Hamilton is 73 for 84 when attempting to steal third, a success rate of 86.9 percent. Most of those came against starting pitchers, too, who generally are more aware of the running game than relievers.
The new rule is being put in place to make sure there are no marathon games during a sprint of a season. It has been part of minor league ball the last two seasons, and after initial grumbling, most at those levels have gotten used to it. Under the rule, each inning starting with the 10th will begin with a runner on second base. He is the player who hits in front of the leadoff hitter in that inning, so if the No. 4 hitter is due up in the 11th, the No. 3 hitter goes to second.
You can replace that player with a pinch-runner, which is where Hamilton could become so valuable. Say Buster Posey is hitting third and Alex Dickerson is fourth, and the bottom of the ninth ends with Posey grounding out. The Giants can start the 10th by placing Hamilton on second for Dickerson, knowing Posey's spot wasn't going to come up for a couple innings anyway, and that they've dramatically increased their odds of getting that runner home.
While Hamilton is a serious threat to steal third, he also would score on just about any single (he was on second for 12 singles last year and scored 11 times), and if the Giants get him to third with one out, there aren't many fly balls or slow rollers that wouldn't bring him home.

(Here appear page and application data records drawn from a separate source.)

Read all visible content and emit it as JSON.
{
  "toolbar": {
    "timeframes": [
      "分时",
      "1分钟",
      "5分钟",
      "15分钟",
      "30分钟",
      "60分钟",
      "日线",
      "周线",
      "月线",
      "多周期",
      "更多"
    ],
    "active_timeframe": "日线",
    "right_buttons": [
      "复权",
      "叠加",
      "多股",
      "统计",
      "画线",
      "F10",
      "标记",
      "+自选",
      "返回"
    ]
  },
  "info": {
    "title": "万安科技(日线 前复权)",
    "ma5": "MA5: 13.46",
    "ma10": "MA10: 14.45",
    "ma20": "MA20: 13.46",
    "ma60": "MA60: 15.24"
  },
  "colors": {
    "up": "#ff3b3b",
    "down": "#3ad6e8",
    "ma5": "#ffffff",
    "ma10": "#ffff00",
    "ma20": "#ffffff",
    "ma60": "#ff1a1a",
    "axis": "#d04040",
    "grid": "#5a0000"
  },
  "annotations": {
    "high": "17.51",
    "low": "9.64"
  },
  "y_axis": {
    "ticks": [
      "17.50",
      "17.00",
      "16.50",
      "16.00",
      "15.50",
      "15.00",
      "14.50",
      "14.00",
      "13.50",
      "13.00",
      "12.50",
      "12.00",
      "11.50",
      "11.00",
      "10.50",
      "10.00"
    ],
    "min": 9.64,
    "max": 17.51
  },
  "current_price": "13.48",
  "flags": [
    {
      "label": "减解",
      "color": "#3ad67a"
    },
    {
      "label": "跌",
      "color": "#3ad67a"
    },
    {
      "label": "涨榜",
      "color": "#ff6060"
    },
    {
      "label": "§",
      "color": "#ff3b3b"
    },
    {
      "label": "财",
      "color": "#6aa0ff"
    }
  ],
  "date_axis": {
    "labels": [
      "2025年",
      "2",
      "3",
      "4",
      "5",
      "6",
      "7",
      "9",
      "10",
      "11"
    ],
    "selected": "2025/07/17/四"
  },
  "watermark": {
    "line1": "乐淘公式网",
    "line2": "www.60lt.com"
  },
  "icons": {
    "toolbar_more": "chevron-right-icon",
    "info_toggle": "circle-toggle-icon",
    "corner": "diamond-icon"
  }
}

This might seem like a very small advantage, but over 60 games every edge will matter, and the Giants tend to play more extra-inning games than most, especially at Oracle Park. They played them about 10 percent of the time last year, going an MLB-best 13-3.
Hamilton isn't the only edge Kapler might have in an unprecedented situation. His staff includes several coaches who were recently in the minors and he said he already has talked to those guys about their experiences with the new rule.
"When we dug into it, what they thought was happening wasn't necessarily happening," he said. "A lot of conversations have been around whether to bunt somebody over from second to third, whether to attempt to steal, or whether to play it straight up."
Kapler paused as he thought of what had been discussed.
"The reason I'm being a little cautious here," he said, "is I don't want to give away strategy."